▸ WHAT YOU SHOULD DO
Report back every line in the data that includes the string "Explorer".

Interface dataset entries

--------

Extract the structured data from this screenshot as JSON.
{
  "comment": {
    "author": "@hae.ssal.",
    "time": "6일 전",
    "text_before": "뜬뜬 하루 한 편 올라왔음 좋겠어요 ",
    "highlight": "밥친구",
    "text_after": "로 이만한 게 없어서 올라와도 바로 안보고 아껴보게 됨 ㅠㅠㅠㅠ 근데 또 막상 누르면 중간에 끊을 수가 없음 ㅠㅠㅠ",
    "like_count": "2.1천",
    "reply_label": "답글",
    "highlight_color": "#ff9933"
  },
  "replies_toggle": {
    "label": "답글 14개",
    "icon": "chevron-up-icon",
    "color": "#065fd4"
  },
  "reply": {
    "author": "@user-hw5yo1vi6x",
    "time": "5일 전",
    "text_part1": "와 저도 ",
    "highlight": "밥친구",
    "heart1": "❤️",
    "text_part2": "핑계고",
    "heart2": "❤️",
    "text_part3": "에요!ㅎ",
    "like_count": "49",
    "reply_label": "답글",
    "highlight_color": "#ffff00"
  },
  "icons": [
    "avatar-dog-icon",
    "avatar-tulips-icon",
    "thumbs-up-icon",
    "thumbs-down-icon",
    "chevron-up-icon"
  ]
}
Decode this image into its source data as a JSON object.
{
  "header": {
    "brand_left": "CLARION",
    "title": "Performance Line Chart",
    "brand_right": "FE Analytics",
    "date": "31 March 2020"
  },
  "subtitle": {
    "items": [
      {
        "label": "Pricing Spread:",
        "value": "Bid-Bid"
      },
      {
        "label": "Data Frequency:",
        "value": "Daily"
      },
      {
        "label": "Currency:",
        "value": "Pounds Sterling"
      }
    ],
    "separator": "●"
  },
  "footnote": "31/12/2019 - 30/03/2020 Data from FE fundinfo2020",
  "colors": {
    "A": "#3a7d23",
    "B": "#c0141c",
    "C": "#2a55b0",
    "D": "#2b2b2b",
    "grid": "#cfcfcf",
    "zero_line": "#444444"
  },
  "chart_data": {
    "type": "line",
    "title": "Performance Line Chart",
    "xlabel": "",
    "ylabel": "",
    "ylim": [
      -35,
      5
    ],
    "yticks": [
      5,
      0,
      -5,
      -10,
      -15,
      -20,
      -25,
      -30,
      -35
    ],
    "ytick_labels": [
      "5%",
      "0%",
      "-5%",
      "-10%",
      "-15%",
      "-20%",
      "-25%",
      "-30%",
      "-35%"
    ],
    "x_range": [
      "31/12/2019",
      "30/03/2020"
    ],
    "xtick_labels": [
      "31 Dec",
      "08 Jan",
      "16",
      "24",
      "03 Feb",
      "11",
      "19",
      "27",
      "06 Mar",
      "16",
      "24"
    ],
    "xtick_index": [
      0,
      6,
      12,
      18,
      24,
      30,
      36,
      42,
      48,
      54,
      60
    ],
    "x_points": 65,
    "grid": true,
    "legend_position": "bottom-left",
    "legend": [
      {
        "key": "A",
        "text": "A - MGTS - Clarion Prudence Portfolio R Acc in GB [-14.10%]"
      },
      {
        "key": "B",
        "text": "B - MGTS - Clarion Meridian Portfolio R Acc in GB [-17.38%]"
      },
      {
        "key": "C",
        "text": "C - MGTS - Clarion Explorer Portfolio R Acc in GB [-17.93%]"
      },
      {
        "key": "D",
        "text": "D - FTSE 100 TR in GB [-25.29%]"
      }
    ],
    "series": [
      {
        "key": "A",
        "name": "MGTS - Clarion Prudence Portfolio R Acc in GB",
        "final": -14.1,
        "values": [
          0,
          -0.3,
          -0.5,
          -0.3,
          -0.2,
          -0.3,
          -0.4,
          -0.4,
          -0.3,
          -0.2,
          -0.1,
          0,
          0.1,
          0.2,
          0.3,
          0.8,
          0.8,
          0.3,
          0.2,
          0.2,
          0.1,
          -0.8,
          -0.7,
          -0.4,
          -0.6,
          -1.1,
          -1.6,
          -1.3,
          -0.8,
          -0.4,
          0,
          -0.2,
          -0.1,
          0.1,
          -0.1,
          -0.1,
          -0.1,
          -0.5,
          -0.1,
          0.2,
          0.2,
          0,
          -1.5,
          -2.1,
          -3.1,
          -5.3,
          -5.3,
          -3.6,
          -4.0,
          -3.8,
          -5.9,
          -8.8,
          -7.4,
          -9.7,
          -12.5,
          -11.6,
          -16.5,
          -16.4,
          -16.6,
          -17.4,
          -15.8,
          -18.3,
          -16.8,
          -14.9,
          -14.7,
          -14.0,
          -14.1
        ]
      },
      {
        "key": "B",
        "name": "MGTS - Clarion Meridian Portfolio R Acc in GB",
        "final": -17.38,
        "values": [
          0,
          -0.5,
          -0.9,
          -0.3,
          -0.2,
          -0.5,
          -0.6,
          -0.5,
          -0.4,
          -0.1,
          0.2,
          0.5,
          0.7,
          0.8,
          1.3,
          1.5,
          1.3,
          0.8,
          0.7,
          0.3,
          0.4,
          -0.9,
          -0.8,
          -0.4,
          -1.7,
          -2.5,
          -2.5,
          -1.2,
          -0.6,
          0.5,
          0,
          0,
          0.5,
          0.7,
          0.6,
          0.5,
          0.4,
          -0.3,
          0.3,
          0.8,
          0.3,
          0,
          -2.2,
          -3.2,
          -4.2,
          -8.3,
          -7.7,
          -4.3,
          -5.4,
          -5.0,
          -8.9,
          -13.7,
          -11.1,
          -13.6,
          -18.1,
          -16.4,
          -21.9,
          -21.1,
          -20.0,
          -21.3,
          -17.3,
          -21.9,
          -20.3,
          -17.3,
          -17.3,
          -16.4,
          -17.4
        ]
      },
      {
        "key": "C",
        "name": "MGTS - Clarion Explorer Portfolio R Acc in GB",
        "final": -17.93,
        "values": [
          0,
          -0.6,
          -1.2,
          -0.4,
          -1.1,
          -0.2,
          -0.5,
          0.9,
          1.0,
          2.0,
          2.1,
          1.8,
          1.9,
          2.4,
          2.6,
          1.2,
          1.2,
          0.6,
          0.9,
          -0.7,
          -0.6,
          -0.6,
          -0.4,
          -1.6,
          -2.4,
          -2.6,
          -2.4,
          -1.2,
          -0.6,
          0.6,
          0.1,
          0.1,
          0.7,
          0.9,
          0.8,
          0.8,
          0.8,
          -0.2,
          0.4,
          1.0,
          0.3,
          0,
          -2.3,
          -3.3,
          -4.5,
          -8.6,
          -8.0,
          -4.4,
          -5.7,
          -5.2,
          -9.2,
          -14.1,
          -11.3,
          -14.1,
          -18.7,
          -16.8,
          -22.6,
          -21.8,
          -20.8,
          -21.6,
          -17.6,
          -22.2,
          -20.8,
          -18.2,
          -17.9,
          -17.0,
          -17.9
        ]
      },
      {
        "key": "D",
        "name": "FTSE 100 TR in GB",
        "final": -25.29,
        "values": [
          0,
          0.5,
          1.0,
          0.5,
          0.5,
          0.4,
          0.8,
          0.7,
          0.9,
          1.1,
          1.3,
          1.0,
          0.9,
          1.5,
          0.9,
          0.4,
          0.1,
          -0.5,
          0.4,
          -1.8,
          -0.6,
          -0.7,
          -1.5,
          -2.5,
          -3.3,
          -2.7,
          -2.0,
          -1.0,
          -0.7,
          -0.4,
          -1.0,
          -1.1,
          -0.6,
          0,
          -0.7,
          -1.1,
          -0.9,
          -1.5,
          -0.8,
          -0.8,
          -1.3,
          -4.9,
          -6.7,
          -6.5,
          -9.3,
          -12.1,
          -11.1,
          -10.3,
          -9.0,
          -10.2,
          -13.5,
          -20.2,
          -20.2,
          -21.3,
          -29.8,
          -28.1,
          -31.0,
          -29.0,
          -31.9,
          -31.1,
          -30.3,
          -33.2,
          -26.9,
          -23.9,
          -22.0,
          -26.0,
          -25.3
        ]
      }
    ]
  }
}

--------

▸ EXERCISE SOLUTION
        "text": "C - MGTS - Clarion Explorer Portfolio R Acc in GB [-17.93%]"
        "name": "MGTS - Clarion Explorer Portfolio R Acc in GB",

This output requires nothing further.